Conference Dates: August 27-28, 2018 (10 Plenary Forums - 1Event)
Boston, USA

Hotel Services & Amenities

  • Audio/Visual Equipment Rental.
  • Business Center.
  • Business Phone Service.
  • Complimentary Printing Service.
  • Express Mail.
  • Fax.
  • Meeting Rooms.
  • Office Rental.
  • Photo Copying Service.
  • Secretarial Service.
  • Telex.
  • Typewriter.
  • Video Conference.
  • Video Messaging.
  • Video Phone.
  • ATM.
  • Baggage Storage.

Transportation

About City

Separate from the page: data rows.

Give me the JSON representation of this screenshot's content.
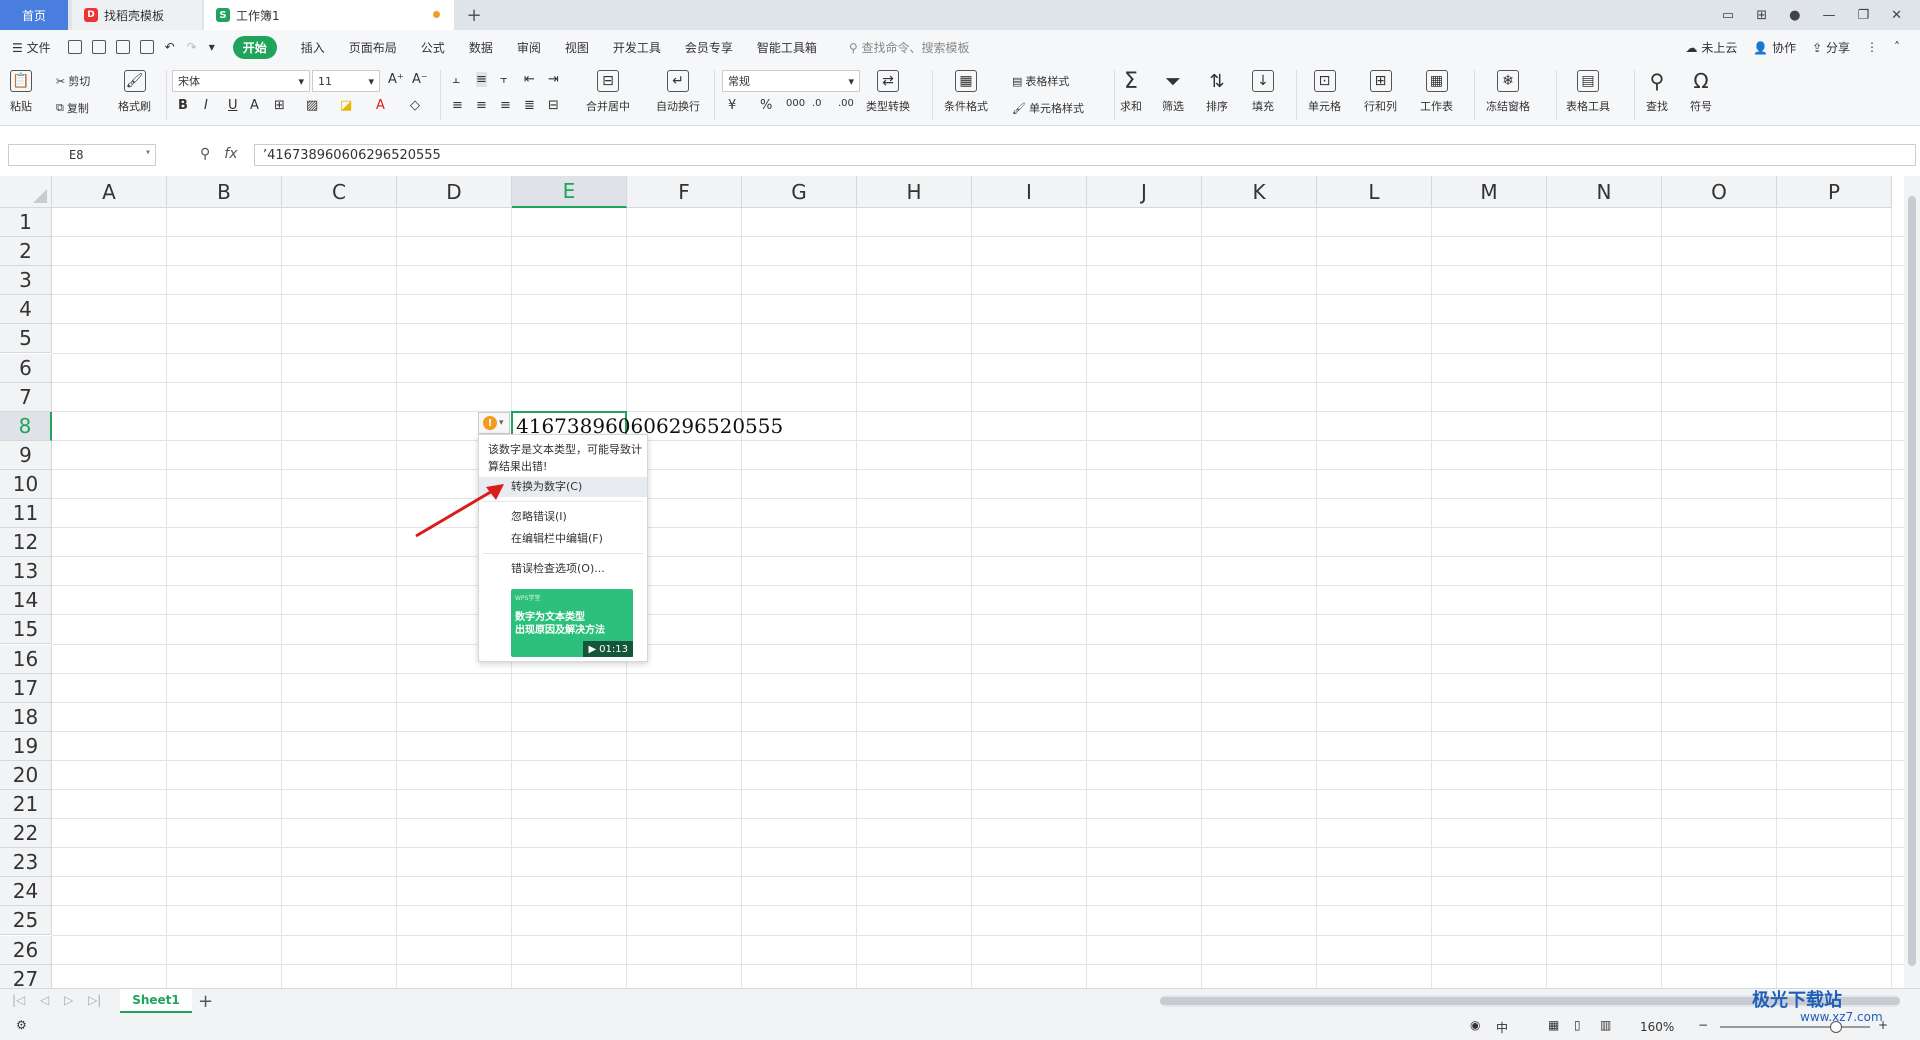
{
  "tabs": {
    "home": "首页",
    "template": "找稻壳模板",
    "workbook": "工作簿1",
    "add": "+"
  },
  "menu": {
    "file": "文件",
    "items": [
      "开始",
      "插入",
      "页面布局",
      "公式",
      "数据",
      "审阅",
      "视图",
      "开发工具",
      "会员专享",
      "智能工具箱"
    ],
    "search": "查找命令、搜索模板",
    "right": [
      "未上云",
      "协作",
      "分享"
    ]
  },
  "ribbon": {
    "paste": "粘贴",
    "cut": "剪切",
    "copy": "复制",
    "format_painter": "格式刷",
    "font": "宋体",
    "font_size": "11",
    "number_format": "常规",
    "merge": "合并居中",
    "wrap": "自动换行",
    "type_convert": "类型转换",
    "cond_format": "条件格式",
    "table_style": "表格样式",
    "cell_style": "单元格样式",
    "sum": "求和",
    "filter": "筛选",
    "sort": "排序",
    "fill": "填充",
    "cell": "单元格",
    "rowcol": "行和列",
    "worksheet": "工作表",
    "freeze": "冻结窗格",
    "table_tools": "表格工具",
    "find": "查找",
    "symbol": "符号"
  },
  "formula_bar": {
    "name_box": "E8",
    "fx": "fx",
    "content": "’416738960606296520555"
  },
  "columns": [
    "A",
    "B",
    "C",
    "D",
    "E",
    "F",
    "G",
    "H",
    "I",
    "J",
    "K",
    "L",
    "M",
    "N",
    "O",
    "P"
  ],
  "rows": [
    "1",
    "2",
    "3",
    "4",
    "5",
    "6",
    "7",
    "8",
    "9",
    "10",
    "11",
    "12",
    "13",
    "14",
    "15",
    "16",
    "17",
    "18",
    "19",
    "20",
    "21",
    "22",
    "23",
    "24",
    "25",
    "26",
    "27"
  ],
  "selected": {
    "column": "E",
    "row": "8"
  },
  "cell_e8": "416738960606296520555",
  "error_popup": {
    "tip": "该数字是文本类型，可能导致计算结果出错!",
    "convert": "转换为数字(C)",
    "ignore": "忽略错误(I)",
    "edit": "在编辑栏中编辑(F)",
    "options": "错误检查选项(O)...",
    "video_brand": "WPS学堂",
    "video_title_1": "数字为文本类型",
    "video_title_2": "出现原因及解决方法",
    "video_duration": "01:13"
  },
  "sheets": {
    "active": "Sheet1",
    "add": "+"
  },
  "status": {
    "zoom": "160%",
    "input": "中"
  },
  "watermark": {
    "title": "极光下载站",
    "url": "www.xz7.com"
  },
  "colors": {
    "accent": "#20a35b",
    "tab_home": "#4a7ede",
    "error": "#f29b1d",
    "arrow": "#d91c1c"
  }
}
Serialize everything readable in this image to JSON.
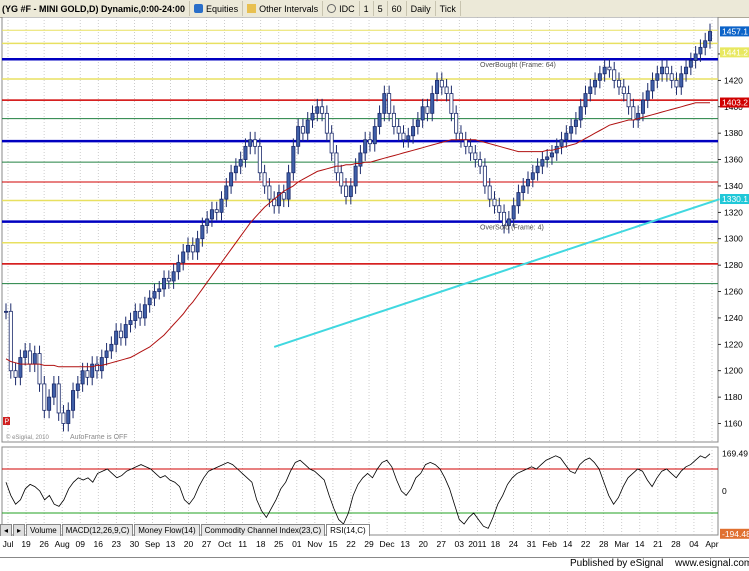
{
  "toolbar": {
    "title": "(YG #F - MINI GOLD,D) Dynamic,0:00-24:00",
    "equities": "Equities",
    "other_intervals": "Other Intervals",
    "idc": "IDC",
    "i1": "1",
    "i5": "5",
    "i60": "60",
    "daily": "Daily",
    "tick": "Tick"
  },
  "tabs": [
    "Volume",
    "MACD(12,26,9,C)",
    "Money Flow(14)",
    "Commodity Channel Index(23,C)",
    "RSI(14,C)"
  ],
  "footer": {
    "publisher": "Published by eSignal",
    "site": "www.esignal.com"
  },
  "annotations": {
    "overbought": "OverBought (Frame: 64)",
    "oversold": "OverSold (Frame: 4)",
    "autoframe": "AutoFrame is OFF",
    "copyright": "© eSignal, 2010",
    "p_marker": "P"
  },
  "chart_data": {
    "type": "line",
    "main": {
      "instrument": "MINI GOLD",
      "y_ticks": [
        1160,
        1180,
        1200,
        1220,
        1240,
        1260,
        1280,
        1300,
        1320,
        1340,
        1360,
        1380,
        1400,
        1420,
        1440
      ],
      "ylim": [
        1146,
        1468
      ],
      "price_labels": [
        {
          "text": "1457.1",
          "value": 1457.1,
          "color": "#0c63c8"
        },
        {
          "text": "1441.2",
          "value": 1441.2,
          "color": "#e8e860"
        },
        {
          "text": "1403.2",
          "value": 1403.2,
          "color": "#d00000"
        },
        {
          "text": "1330.1",
          "value": 1330.1,
          "color": "#20c8d8"
        }
      ],
      "horizontal_levels": [
        {
          "value": 1458,
          "color": "#e8e060",
          "width": 1
        },
        {
          "value": 1448,
          "color": "#e8e060",
          "width": 1.5
        },
        {
          "value": 1436,
          "color": "#0000c0",
          "width": 2.5
        },
        {
          "value": 1421,
          "color": "#e8e060",
          "width": 1.5
        },
        {
          "value": 1405,
          "color": "#d00000",
          "width": 1.5
        },
        {
          "value": 1391,
          "color": "#208040",
          "width": 1
        },
        {
          "value": 1374,
          "color": "#0000c0",
          "width": 2.5
        },
        {
          "value": 1358,
          "color": "#208040",
          "width": 1
        },
        {
          "value": 1343,
          "color": "#d00000",
          "width": 1
        },
        {
          "value": 1329,
          "color": "#e8e060",
          "width": 1.5
        },
        {
          "value": 1313,
          "color": "#0000c0",
          "width": 2.5
        },
        {
          "value": 1297,
          "color": "#e8e060",
          "width": 1.5
        },
        {
          "value": 1281,
          "color": "#d00000",
          "width": 1.5
        },
        {
          "value": 1266,
          "color": "#208040",
          "width": 1
        }
      ],
      "close": [
        1245,
        1200,
        1195,
        1210,
        1215,
        1205,
        1213,
        1190,
        1170,
        1180,
        1190,
        1168,
        1160,
        1170,
        1185,
        1190,
        1200,
        1195,
        1205,
        1200,
        1210,
        1215,
        1220,
        1230,
        1225,
        1235,
        1238,
        1245,
        1240,
        1250,
        1255,
        1260,
        1262,
        1270,
        1268,
        1275,
        1282,
        1290,
        1295,
        1290,
        1300,
        1310,
        1315,
        1322,
        1320,
        1330,
        1340,
        1350,
        1355,
        1360,
        1370,
        1375,
        1370,
        1350,
        1340,
        1330,
        1325,
        1335,
        1330,
        1350,
        1370,
        1385,
        1380,
        1390,
        1395,
        1400,
        1395,
        1380,
        1365,
        1350,
        1340,
        1332,
        1340,
        1355,
        1365,
        1375,
        1372,
        1385,
        1395,
        1410,
        1395,
        1385,
        1380,
        1375,
        1378,
        1385,
        1390,
        1400,
        1395,
        1410,
        1420,
        1415,
        1410,
        1395,
        1380,
        1375,
        1370,
        1365,
        1360,
        1355,
        1340,
        1330,
        1325,
        1320,
        1310,
        1315,
        1325,
        1335,
        1340,
        1345,
        1350,
        1355,
        1360,
        1362,
        1365,
        1370,
        1375,
        1380,
        1385,
        1390,
        1400,
        1410,
        1415,
        1420,
        1425,
        1430,
        1428,
        1420,
        1415,
        1410,
        1400,
        1390,
        1395,
        1405,
        1412,
        1420,
        1425,
        1430,
        1425,
        1420,
        1415,
        1425,
        1430,
        1435,
        1440,
        1445,
        1450,
        1457
      ],
      "ma_red": [
        1209,
        1207,
        1206,
        1205,
        1205,
        1205,
        1205,
        1205,
        1204,
        1204,
        1204,
        1203,
        1203,
        1203,
        1203,
        1203,
        1203,
        1203,
        1203,
        1204,
        1204,
        1205,
        1206,
        1207,
        1208,
        1209,
        1210,
        1212,
        1214,
        1216,
        1218,
        1221,
        1224,
        1227,
        1231,
        1235,
        1239,
        1243,
        1248,
        1252,
        1257,
        1262,
        1267,
        1272,
        1277,
        1282,
        1287,
        1292,
        1297,
        1302,
        1307,
        1312,
        1316,
        1320,
        1324,
        1327,
        1330,
        1333,
        1336,
        1338,
        1340,
        1343,
        1345,
        1347,
        1349,
        1351,
        1352,
        1353,
        1354,
        1355,
        1355,
        1356,
        1356,
        1357,
        1357,
        1358,
        1358,
        1359,
        1360,
        1361,
        1362,
        1363,
        1364,
        1365,
        1366,
        1367,
        1368,
        1369,
        1370,
        1371,
        1372,
        1373,
        1374,
        1375,
        1375,
        1375,
        1375,
        1375,
        1375,
        1374,
        1373,
        1372,
        1371,
        1370,
        1369,
        1368,
        1367,
        1366,
        1366,
        1366,
        1366,
        1366,
        1366,
        1367,
        1367,
        1368,
        1369,
        1370,
        1371,
        1372,
        1374,
        1376,
        1378,
        1380,
        1382,
        1384,
        1386,
        1387,
        1388,
        1389,
        1390,
        1390,
        1391,
        1392,
        1393,
        1394,
        1395,
        1396,
        1397,
        1398,
        1399,
        1400,
        1401,
        1402,
        1403,
        1403,
        1403,
        1403
      ],
      "ma_cyan": {
        "x_start_idx": 56,
        "start": 1218,
        "end": 1330,
        "x_end_idx": 149
      }
    },
    "rsi": {
      "name": "RSI(14,C)",
      "labels": [
        {
          "text": "169.49",
          "color": "#000000"
        },
        {
          "text": "0",
          "color": "#000000"
        },
        {
          "text": "-194.48",
          "color": "#d00000"
        }
      ],
      "values": [
        40,
        -20,
        -60,
        -40,
        10,
        30,
        20,
        0,
        -40,
        -20,
        -60,
        -70,
        -40,
        10,
        40,
        60,
        50,
        60,
        40,
        80,
        90,
        100,
        80,
        60,
        70,
        90,
        100,
        110,
        120,
        110,
        100,
        80,
        60,
        70,
        50,
        40,
        20,
        -40,
        -60,
        -30,
        20,
        60,
        90,
        100,
        110,
        120,
        130,
        120,
        100,
        80,
        60,
        40,
        -40,
        -90,
        -120,
        -80,
        -40,
        10,
        40,
        90,
        130,
        140,
        120,
        100,
        90,
        70,
        50,
        -20,
        -80,
        -130,
        -150,
        -100,
        -20,
        30,
        60,
        80,
        60,
        100,
        130,
        140,
        110,
        50,
        0,
        -20,
        10,
        60,
        80,
        120,
        130,
        120,
        100,
        60,
        10,
        -60,
        -130,
        -150,
        -120,
        -100,
        -130,
        -160,
        -170,
        -120,
        -60,
        -20,
        30,
        60,
        80,
        90,
        100,
        110,
        100,
        120,
        140,
        150,
        160,
        150,
        120,
        90,
        80,
        120,
        140,
        150,
        130,
        100,
        40,
        -20,
        -60,
        -30,
        20,
        60,
        80,
        100,
        90,
        50,
        20,
        60,
        90,
        100,
        80,
        60,
        90,
        110,
        120,
        140,
        160,
        150,
        169
      ]
    },
    "x_labels": [
      "Jul",
      "19",
      "26",
      "Aug",
      "09",
      "16",
      "23",
      "30",
      "Sep",
      "13",
      "20",
      "27",
      "Oct",
      "11",
      "18",
      "25",
      "01",
      "Nov",
      "15",
      "22",
      "29",
      "Dec",
      "13",
      "20",
      "27",
      "03",
      "2011",
      "18",
      "24",
      "31",
      "Feb",
      "14",
      "22",
      "28",
      "Mar",
      "14",
      "21",
      "28",
      "04",
      "Apr"
    ]
  }
}
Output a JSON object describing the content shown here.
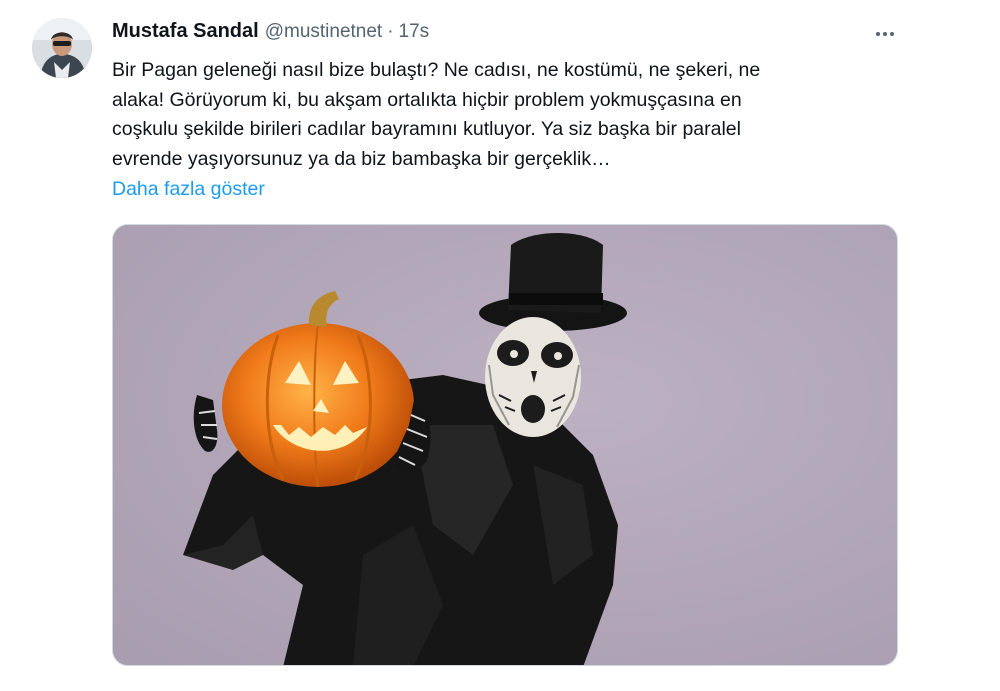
{
  "tweet": {
    "author": {
      "display_name": "Mustafa Sandal",
      "handle": "@mustinetnet",
      "separator": "·",
      "time": "17s"
    },
    "text_lines": [
      "Bir Pagan geleneği nasıl bize bulaştı? Ne cadısı, ne kostümü, ne şekeri, ne",
      "alaka! Görüyorum ki, bu akşam ortalıkta hiçbir problem yokmuşçasına en",
      "coşkulu şekilde birileri cadılar bayramını kutluyor. Ya siz başka bir paralel",
      "evrende yaşıyorsunuz ya da biz bambaşka bir gerçeklik…"
    ],
    "show_more_label": "Daha fazla göster",
    "more_icon": "more-horizontal-icon"
  },
  "colors": {
    "text": "#0f1419",
    "secondary": "#536471",
    "link": "#1d9bf0",
    "media_background": "#b2a6b8",
    "pumpkin": "#f07a1a"
  }
}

Boston is one of the oldest cities and is the capital and most populous city of the Commonwealth of Massachusetts in the United States. It has become the latest city to commit to running on 100% renewable energy. Its plenty of museums, historical sights and abundance of live exhibitions for these reason the city gets 16.3 million visitors a year, making it one of the ten most prominent visitor areas in the nation. Boston is surrounded by the "Greater Boston" region. Boston is sometimes called a "city of neighbourhoods" as a result of the bounty of differing subsections; the city government's Office of Neighbourhood Services has authoritatively assigned 23 neighbourhoods. Boston has a humid continental climate. Boston's schools and colleges apply a huge effect on the territorial economy. Boston pulls in more than 350,000 understudies from around the globe, who contribute more than US$4.8 billion every year to the city's economy. Boston has been known as the "Athens of America" for its abstract culture, procuring notoriety for being "the scholarly capital of the United States. City attractions of Boston: Freedom Trail-The three-mile Freedom Trail leads you past - and into - 16 of the city’s principal historic monuments and sites. It’s easy to follow, by the line of red bricks in the sidewalk and by footprints at street crossings. Begin by picking up brochures on the attractions at the Visitor Center in the Boston Common before heading to the State House. Faneuil Hall-Known as the “cradle of liberty,” Faneuil Hall was built in 1740-42 by Huguenot merchant Peter Faneuil as a market hall and presented to the city on condition that it should always be open to the public. The ground floor is still occupied by market stalls; on the upper floor is a council chamber, which in the 18th and 19th centuries was the meeting place of revolutionaries and later, of abolitionists. On its fourth floor is the Ancient and Honourable Artillery Museum, with weaponry, uniforms, and paintings of significant battles.